*WORK TASK*
In the material below, the line holding "What's the underlying" and every line after it should be reproduced exactly, please, with pictures omitted.

*MATERIAL PROVIDED*
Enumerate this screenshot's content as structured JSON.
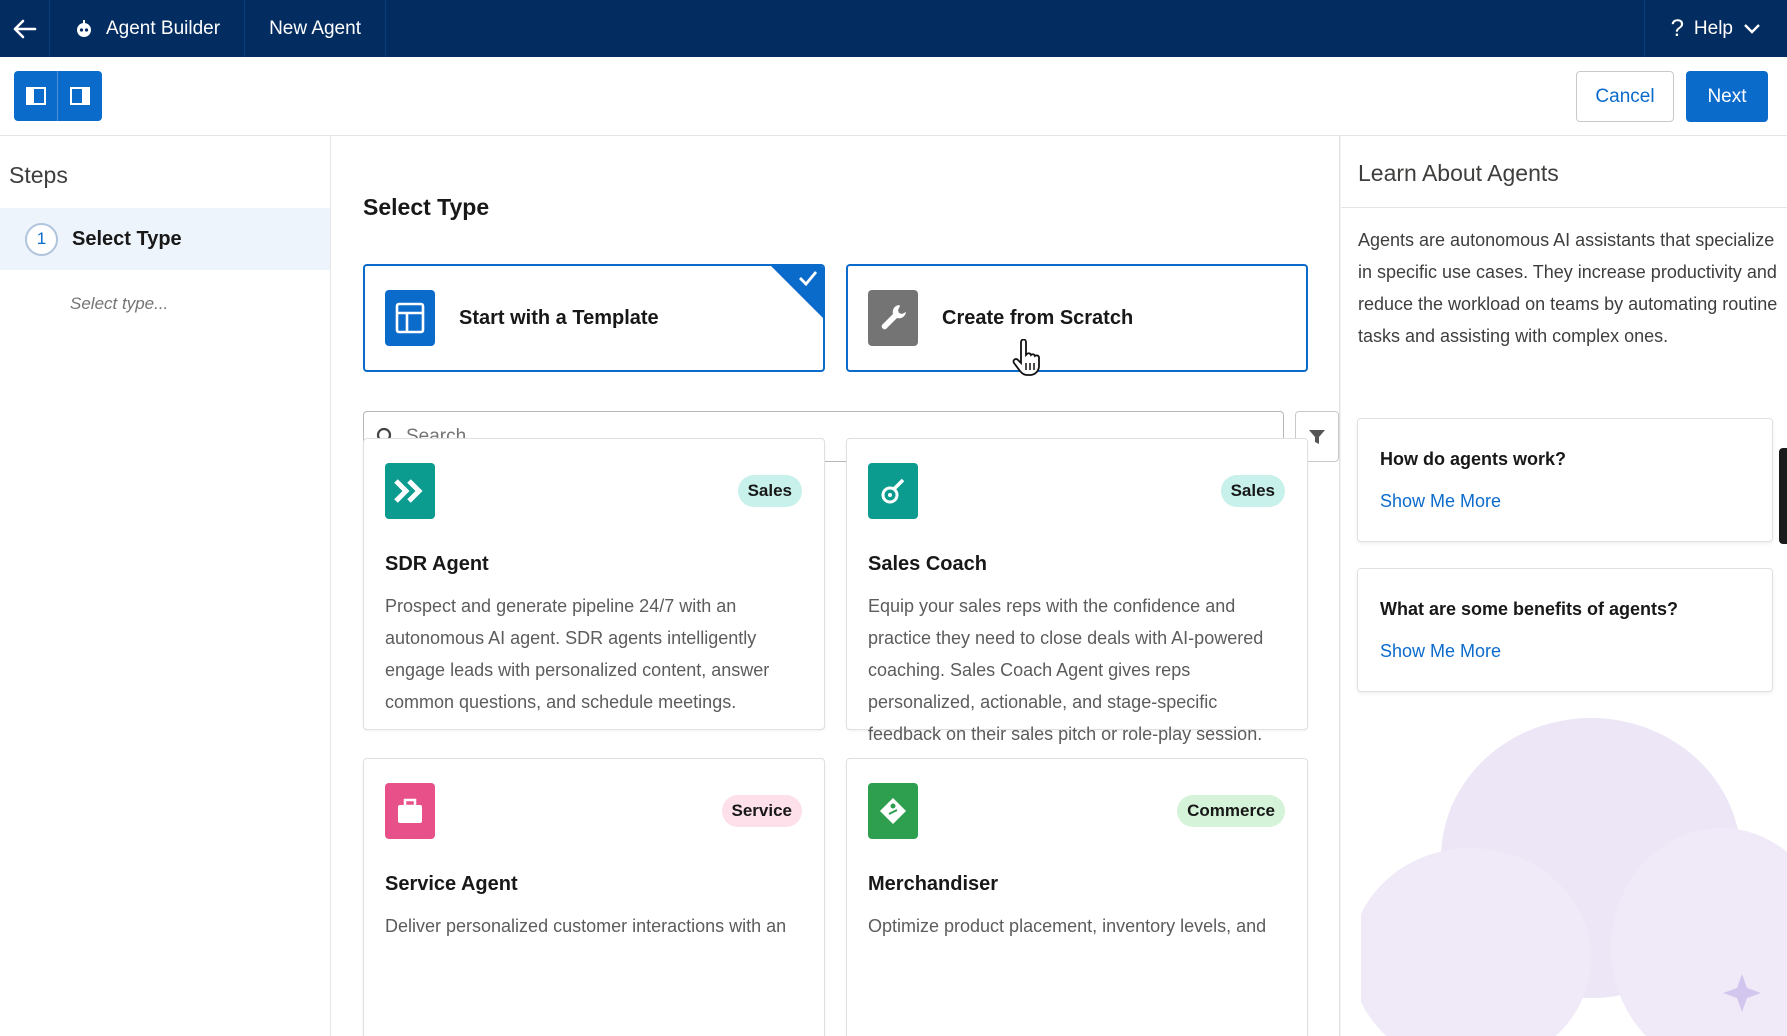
{
  "topbar": {
    "app_title": "Agent Builder",
    "tab_title": "New Agent",
    "help_label": "Help"
  },
  "toolbar": {
    "cancel_label": "Cancel",
    "next_label": "Next"
  },
  "steps": {
    "heading": "Steps",
    "active_number": "1",
    "active_label": "Select Type",
    "sub_label": "Select type..."
  },
  "main": {
    "heading": "Select Type",
    "type_options": [
      {
        "label": "Start with a Template",
        "selected": true
      },
      {
        "label": "Create from Scratch",
        "selected": false
      }
    ],
    "search": {
      "placeholder": "Search..."
    },
    "agents": [
      {
        "name": "SDR Agent",
        "badge": "Sales",
        "description": "Prospect and generate pipeline 24/7 with an autonomous AI agent. SDR agents intelligently engage leads with personalized content, answer common questions, and schedule meetings.",
        "icon": "double-chevron-icon"
      },
      {
        "name": "Sales Coach",
        "badge": "Sales",
        "description": "Equip your sales reps with the confidence and practice they need to close deals with AI-powered coaching. Sales Coach Agent gives reps personalized, actionable, and stage-specific feedback on their sales pitch or role-play session.",
        "icon": "whistle-icon"
      },
      {
        "name": "Service Agent",
        "badge": "Service",
        "description": "Deliver personalized customer interactions with an",
        "icon": "briefcase-icon"
      },
      {
        "name": "Merchandiser",
        "badge": "Commerce",
        "description": "Optimize product placement, inventory levels, and",
        "icon": "price-tag-icon"
      }
    ]
  },
  "learn": {
    "heading": "Learn About Agents",
    "intro": "Agents are autonomous AI assistants that specialize in specific use cases. They increase productivity and reduce the workload on teams by automating routine tasks and assisting with complex ones.",
    "cards": [
      {
        "question": "How do agents work?",
        "link": "Show Me More"
      },
      {
        "question": "What are some benefits of agents?",
        "link": "Show Me More"
      }
    ]
  },
  "colors": {
    "nav": "#032d60",
    "brand": "#0b6bcb",
    "sales_teal": "#0b9c8f",
    "service_pink": "#e8508a",
    "commerce_green": "#2e9e4f"
  }
}
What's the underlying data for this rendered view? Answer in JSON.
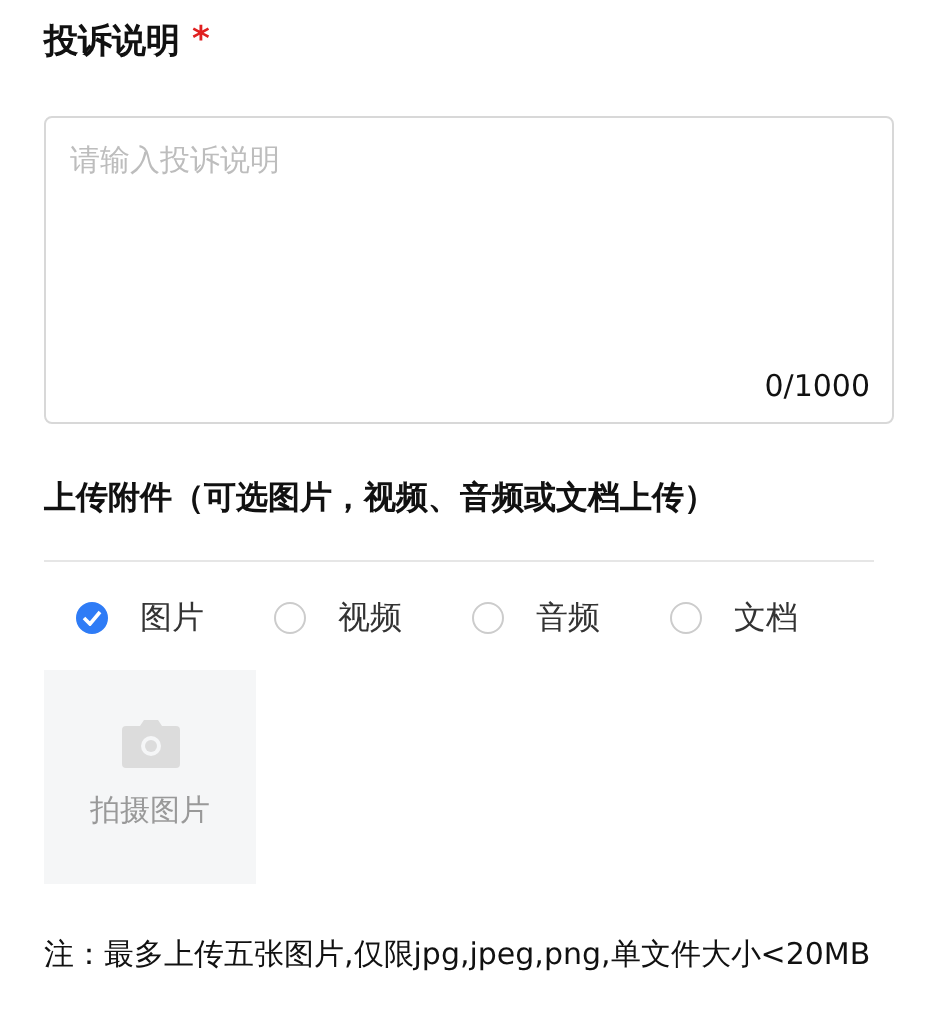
{
  "complaint": {
    "label": "投诉说明",
    "required_mark": "*",
    "placeholder": "请输入投诉说明",
    "counter": "0/1000"
  },
  "attachment": {
    "title": "上传附件（可选图片，视频、音频或文档上传）",
    "options": [
      {
        "label": "图片",
        "selected": true
      },
      {
        "label": "视频",
        "selected": false
      },
      {
        "label": "音频",
        "selected": false
      },
      {
        "label": "文档",
        "selected": false
      }
    ],
    "upload_label": "拍摄图片",
    "note": "注：最多上传五张图片,仅限jpg,jpeg,png,单文件大小<20MB"
  }
}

*WORKED SOLUTION*
What's the underlying data for this rendered view? Answer in JSON.
{
  "complaint": {
    "label": "投诉说明",
    "required_mark": "*",
    "placeholder": "请输入投诉说明",
    "counter": "0/1000"
  },
  "attachment": {
    "title": "上传附件（可选图片，视频、音频或文档上传）",
    "options": [
      {
        "label": "图片",
        "selected": true
      },
      {
        "label": "视频",
        "selected": false
      },
      {
        "label": "音频",
        "selected": false
      },
      {
        "label": "文档",
        "selected": false
      }
    ],
    "upload_label": "拍摄图片",
    "note": "注：最多上传五张图片,仅限jpg,jpeg,png,单文件大小<20MB"
  }
}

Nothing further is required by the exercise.